Women have body issues. It's just a fact. Every single one of us has something: that hair that appears on our chin, never noticed until it's 3 inches long, dark and disturbingly pubic in nature; the cellulite that formed on our thighs before we could legally drink; the weight we carry in our asses or our bellies or our thighs or our tits, always wishing we were carrying it in any other spot. Tall, thin, gorgeous women feel gangly and their limbs unwieldy (or so I'm told). Short women feel dumpy, frumpy and often lumpy. And regardless of how much they pay for that perfect, sassy haircut that everyone loves, every woman on earth has issues with their hair. I'm sure of it.
I am not immune. I definitely have my issues. My mother and (ex)stepfather found it amusing at 14 to talk about how big my ass was. "You could show movies on that thing!" It wasn't cruel - you don't make it in our family without withstanding merciless teasing - but I don't think they realized how formative those years are, how delicate self-esteem is at that age, and so I still, at more than twice that age, feel self conscious about my bottom. Thank god my husband is an ass man.
But all things considered I have a fairly healthy bodily self-image. I gained more than 20 pounds between meeting my husband and marrying him. I didn't love the weight, but I did love eating and laziness and therefore was never driven to do anything about the growing waistline and never resisted the increase in pants size. I have on numerous occasions gone from nipple-obscuring-length hair to a Winonna-esque pixie with one snip of the scissors. Just 2 weeks after losing my twins I walked into a hairdresser I'd never seen and told him to give me a drastic change - whatever he wanted, just something different. Hair grows back, this I know, and I treat it as such. I've watched my boobs go from B-cups to Cs and enjoyed the change, and was equally unfazed when those Cs shriveled to As, simply taking up the banner of small chested women everywhere. My body is simply that: a body. It isn't me and I'm not it.
That is, apparently, until that body no longer belonged to just me. Now that I'm being inhabited by another being (eek!) I'm finding that changes I expected to embrace are sometimes difficult to take. I love my belly. I embrace my belly. Even when the baby was the size of a poppy seed, but my abdomen was so bloated I looked like a stereotypical Ethiopian child, I loved my belly. But the first time I glanced in the mirror and noticed that my pert, perky boobs were suddenly looking sad and forlorn - literally downcast - I felt a surprising sting. I had known that motherhood would bring changes and that the breasts I'd recognized would be lost forever, but I expected those changes to happen while breastfeeding or after weaning. I didn't know that staring at my tits at 12w I would be shocked by how matronly they'd become. And it's an image I still haven't adjusted to.

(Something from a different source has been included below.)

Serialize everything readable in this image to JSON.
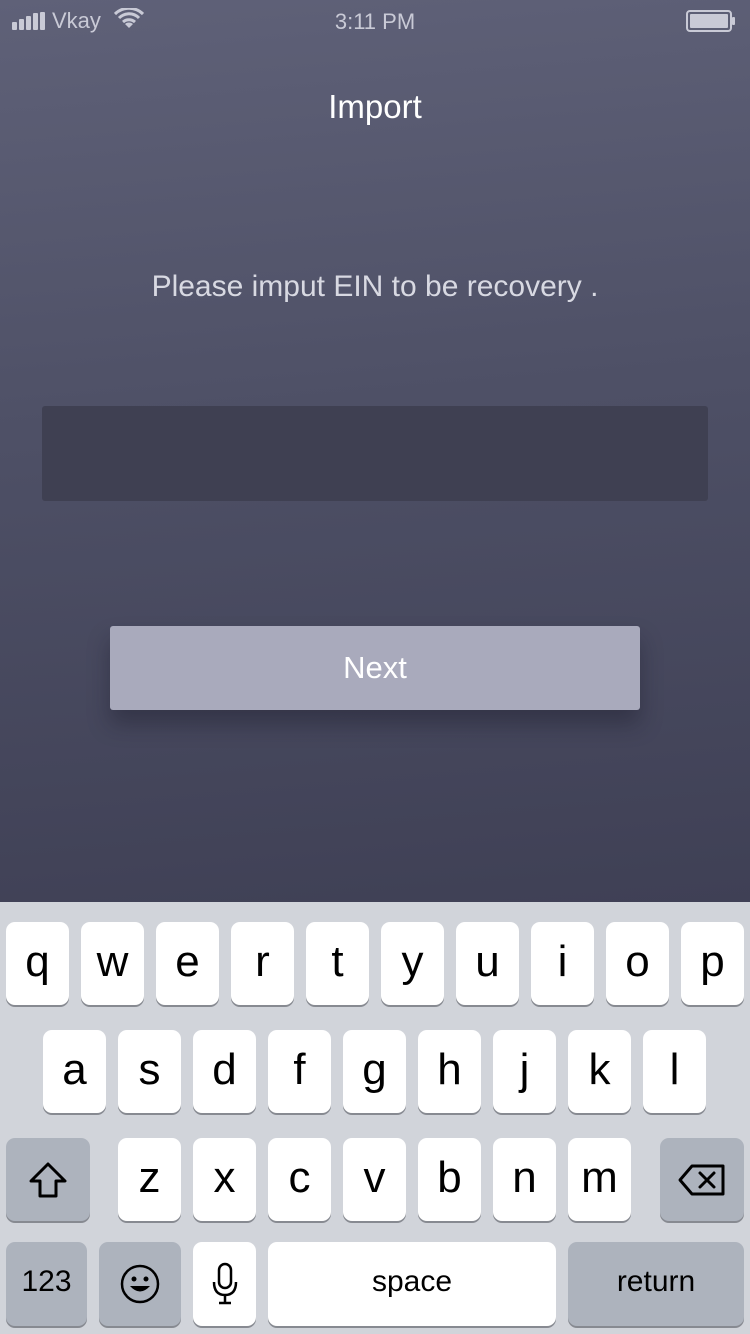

I'm not an idiot - I knew the numbers on the scale would grow, that my baby wasn't healthy if they didn't. But I didn't expect to flinch when seeing that growth flashing obnoxiously on the scale below me. Had I known this I would've given my OB a fully-clothed, shoe-wearing, post-pasta-eating pre-pregnancy weight by which she could track my gains. Never would I have provided her with my at-home weight, which has always been taken first thing in the morning, after peeing, before eating, butt-ass naked. Because when I hear her say I've gained X pounds I have to restrain myself from pointing out that my shoes must account for at least 3 of those.
And when my mother told me, at 17w, that I was starting to waddle? Well, I don't care how steely your self-esteem, no one gets past the word "waddle" without cringing.

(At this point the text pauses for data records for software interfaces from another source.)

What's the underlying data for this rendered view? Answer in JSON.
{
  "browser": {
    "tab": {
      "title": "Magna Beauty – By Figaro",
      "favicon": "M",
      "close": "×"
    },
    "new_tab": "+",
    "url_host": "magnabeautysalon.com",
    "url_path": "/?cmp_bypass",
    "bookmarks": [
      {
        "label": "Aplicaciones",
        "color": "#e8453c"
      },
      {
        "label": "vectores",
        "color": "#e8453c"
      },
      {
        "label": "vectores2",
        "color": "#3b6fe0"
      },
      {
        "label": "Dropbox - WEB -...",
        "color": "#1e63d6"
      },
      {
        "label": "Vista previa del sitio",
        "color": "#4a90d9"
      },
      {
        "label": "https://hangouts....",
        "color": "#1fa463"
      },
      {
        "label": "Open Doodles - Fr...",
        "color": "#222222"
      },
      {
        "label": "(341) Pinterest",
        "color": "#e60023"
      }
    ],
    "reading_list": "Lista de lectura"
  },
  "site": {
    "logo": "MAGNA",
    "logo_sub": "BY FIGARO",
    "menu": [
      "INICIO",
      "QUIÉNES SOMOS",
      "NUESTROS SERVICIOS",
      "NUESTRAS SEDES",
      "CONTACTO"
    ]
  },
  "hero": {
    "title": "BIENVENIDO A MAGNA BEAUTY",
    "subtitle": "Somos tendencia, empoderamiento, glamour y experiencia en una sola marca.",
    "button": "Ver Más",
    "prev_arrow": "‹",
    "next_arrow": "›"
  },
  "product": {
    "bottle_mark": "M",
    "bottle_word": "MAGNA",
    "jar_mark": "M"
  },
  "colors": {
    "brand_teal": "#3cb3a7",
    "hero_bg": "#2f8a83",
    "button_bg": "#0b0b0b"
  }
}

I thought I would be different; I thought I was an earth-mother. I expected to embrace bodily changes like the changing of the season. I thought I'd be proud of pregnancy acne and feel womanly in my spreading hips, but even I can't revel in nipples the size of dinner plates (regardless of the fact that come June they will serve as just that). I love my baby and I genuinely love being pregnant. But I've come to realize that you'd have to be a saint to love your stretch marks.
Oh god...stretch marks. I'd better learn to embrace my new reality or it's going to be a long 5 months...